'''

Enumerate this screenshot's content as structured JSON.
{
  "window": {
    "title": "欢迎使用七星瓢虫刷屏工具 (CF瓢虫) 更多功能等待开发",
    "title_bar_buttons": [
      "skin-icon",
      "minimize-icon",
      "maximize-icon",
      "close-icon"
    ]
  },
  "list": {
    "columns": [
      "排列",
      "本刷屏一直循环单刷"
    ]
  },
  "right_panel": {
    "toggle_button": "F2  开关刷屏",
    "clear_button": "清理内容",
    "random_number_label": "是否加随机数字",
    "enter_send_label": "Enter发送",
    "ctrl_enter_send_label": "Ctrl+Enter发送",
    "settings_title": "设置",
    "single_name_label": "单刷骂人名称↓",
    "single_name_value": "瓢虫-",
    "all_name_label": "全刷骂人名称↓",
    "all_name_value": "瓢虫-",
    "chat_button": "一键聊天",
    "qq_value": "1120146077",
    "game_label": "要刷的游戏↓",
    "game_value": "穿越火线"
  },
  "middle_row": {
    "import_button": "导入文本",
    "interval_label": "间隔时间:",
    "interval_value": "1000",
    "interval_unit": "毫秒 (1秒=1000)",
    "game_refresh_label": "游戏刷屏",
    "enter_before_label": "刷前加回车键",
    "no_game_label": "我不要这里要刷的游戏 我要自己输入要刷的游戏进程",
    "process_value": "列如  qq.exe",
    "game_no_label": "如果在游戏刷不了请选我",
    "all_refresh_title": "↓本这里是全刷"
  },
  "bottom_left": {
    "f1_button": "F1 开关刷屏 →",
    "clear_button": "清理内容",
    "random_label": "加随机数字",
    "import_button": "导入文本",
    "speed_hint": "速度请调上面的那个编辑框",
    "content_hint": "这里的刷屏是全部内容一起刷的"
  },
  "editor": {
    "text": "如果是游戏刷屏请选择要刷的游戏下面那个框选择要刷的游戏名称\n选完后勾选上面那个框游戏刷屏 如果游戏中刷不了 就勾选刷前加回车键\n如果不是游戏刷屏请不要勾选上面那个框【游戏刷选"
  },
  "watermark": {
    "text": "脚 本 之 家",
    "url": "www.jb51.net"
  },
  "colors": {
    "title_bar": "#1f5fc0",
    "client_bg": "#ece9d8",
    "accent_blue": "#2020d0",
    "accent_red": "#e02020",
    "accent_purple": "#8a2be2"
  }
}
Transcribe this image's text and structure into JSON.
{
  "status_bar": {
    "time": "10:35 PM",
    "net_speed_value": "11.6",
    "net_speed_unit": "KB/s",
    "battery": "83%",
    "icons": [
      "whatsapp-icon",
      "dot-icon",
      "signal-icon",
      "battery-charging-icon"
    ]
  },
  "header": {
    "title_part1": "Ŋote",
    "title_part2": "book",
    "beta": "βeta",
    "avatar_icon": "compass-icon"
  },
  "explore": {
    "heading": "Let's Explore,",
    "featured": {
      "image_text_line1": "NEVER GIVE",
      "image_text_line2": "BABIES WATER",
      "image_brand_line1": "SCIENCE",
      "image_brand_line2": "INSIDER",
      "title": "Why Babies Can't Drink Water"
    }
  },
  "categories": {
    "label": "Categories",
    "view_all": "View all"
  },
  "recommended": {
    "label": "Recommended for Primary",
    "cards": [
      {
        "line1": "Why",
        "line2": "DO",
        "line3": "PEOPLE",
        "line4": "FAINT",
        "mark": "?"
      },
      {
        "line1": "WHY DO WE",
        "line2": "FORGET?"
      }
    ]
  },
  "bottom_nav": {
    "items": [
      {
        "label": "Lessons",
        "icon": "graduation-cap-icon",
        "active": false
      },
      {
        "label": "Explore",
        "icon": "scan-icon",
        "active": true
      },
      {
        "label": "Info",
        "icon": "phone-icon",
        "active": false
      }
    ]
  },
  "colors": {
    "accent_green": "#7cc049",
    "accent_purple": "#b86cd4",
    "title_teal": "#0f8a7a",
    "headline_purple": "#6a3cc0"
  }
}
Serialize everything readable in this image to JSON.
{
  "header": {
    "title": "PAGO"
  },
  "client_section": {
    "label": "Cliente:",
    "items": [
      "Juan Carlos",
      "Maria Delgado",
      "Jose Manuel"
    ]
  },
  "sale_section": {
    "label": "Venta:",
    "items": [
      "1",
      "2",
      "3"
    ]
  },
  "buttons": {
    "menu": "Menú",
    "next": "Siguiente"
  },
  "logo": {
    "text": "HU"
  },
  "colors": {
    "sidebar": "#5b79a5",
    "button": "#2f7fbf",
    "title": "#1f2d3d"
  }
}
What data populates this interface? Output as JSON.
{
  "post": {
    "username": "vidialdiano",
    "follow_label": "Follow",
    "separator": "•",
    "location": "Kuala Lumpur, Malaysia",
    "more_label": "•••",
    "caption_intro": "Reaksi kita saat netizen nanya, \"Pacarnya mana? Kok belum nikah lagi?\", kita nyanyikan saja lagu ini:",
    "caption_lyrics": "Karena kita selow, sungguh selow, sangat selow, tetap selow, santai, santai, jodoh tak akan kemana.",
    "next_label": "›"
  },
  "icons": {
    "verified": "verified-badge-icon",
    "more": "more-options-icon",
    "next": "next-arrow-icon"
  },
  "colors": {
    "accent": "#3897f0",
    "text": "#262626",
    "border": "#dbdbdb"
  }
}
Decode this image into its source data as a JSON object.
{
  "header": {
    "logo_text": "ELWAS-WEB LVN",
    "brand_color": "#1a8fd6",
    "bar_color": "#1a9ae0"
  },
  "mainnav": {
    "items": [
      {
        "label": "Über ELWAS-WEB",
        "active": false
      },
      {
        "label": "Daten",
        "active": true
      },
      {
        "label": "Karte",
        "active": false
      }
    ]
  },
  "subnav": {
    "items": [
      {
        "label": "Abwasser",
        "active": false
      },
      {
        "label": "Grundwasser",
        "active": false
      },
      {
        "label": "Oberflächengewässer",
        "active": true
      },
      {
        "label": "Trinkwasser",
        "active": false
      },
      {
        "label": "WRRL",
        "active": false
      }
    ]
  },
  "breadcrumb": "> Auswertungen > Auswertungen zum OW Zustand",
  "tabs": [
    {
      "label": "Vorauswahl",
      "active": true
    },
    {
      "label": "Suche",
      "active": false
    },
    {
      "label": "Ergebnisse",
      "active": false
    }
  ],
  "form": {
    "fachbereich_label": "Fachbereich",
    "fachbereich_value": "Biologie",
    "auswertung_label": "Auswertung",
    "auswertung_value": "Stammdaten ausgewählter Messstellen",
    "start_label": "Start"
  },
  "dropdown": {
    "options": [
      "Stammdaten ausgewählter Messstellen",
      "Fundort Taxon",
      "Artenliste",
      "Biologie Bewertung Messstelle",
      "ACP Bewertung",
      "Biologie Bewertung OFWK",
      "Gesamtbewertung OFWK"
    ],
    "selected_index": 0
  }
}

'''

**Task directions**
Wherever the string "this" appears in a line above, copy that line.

**Finished task**
Enumerate this screenshot's content as structured JSON.
Transcribe this image's text and structure into JSON.
Serialize everything readable in this image to JSON.
What data populates this interface? Output as JSON.
Decode this image into its source data as a JSON object.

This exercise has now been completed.